» **Records provided**
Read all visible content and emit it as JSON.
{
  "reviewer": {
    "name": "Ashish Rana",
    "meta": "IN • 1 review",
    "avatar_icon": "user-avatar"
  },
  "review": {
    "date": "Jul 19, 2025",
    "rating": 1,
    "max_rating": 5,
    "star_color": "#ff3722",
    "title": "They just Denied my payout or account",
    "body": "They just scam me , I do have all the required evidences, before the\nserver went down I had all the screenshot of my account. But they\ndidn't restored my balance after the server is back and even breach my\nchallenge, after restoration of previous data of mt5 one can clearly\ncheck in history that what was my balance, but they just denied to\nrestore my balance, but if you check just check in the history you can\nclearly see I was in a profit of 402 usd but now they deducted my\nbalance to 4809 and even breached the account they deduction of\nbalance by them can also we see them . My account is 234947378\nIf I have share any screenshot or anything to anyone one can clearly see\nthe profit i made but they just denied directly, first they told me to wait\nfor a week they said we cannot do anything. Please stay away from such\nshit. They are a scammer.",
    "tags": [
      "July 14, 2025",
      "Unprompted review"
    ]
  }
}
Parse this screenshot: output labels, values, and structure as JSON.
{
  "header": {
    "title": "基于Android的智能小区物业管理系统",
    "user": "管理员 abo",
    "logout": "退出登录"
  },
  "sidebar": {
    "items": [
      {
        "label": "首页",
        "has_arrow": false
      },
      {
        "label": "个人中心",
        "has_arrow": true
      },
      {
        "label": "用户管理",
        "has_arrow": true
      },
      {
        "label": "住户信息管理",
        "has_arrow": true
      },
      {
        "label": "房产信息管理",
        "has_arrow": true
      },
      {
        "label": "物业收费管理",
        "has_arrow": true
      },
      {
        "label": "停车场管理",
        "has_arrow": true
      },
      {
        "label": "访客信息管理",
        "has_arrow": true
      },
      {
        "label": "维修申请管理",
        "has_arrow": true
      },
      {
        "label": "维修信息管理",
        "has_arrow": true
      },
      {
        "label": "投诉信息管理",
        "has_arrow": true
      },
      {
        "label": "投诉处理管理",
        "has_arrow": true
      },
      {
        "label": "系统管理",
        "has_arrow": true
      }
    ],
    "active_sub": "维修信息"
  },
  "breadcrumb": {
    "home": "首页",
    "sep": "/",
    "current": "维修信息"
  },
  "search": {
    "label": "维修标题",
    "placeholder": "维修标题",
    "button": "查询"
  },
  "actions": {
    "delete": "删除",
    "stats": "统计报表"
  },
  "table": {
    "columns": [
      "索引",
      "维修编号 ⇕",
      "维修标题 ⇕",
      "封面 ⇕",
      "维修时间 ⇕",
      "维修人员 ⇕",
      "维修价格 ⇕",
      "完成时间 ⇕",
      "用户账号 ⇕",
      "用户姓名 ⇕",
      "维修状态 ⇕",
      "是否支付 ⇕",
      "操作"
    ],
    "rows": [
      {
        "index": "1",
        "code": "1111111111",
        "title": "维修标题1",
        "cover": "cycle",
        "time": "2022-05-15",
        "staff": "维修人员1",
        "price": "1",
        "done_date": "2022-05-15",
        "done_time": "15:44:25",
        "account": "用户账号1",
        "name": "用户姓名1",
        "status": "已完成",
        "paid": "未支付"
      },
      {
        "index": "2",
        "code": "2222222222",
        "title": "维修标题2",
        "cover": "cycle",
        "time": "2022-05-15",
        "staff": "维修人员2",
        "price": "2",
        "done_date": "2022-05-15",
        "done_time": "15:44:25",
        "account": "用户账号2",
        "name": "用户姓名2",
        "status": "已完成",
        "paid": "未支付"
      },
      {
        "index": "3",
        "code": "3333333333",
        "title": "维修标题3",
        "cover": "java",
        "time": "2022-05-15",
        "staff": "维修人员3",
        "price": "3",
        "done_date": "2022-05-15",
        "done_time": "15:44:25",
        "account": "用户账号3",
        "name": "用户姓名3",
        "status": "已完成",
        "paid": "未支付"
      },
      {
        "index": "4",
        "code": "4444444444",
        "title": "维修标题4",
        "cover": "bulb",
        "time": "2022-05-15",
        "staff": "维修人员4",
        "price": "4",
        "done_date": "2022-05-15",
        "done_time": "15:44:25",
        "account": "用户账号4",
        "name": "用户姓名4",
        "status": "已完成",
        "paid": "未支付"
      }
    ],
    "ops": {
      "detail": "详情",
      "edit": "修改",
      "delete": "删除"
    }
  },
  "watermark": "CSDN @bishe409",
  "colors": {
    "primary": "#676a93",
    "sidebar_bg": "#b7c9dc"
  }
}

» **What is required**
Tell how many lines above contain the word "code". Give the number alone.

» **Result for this task**
4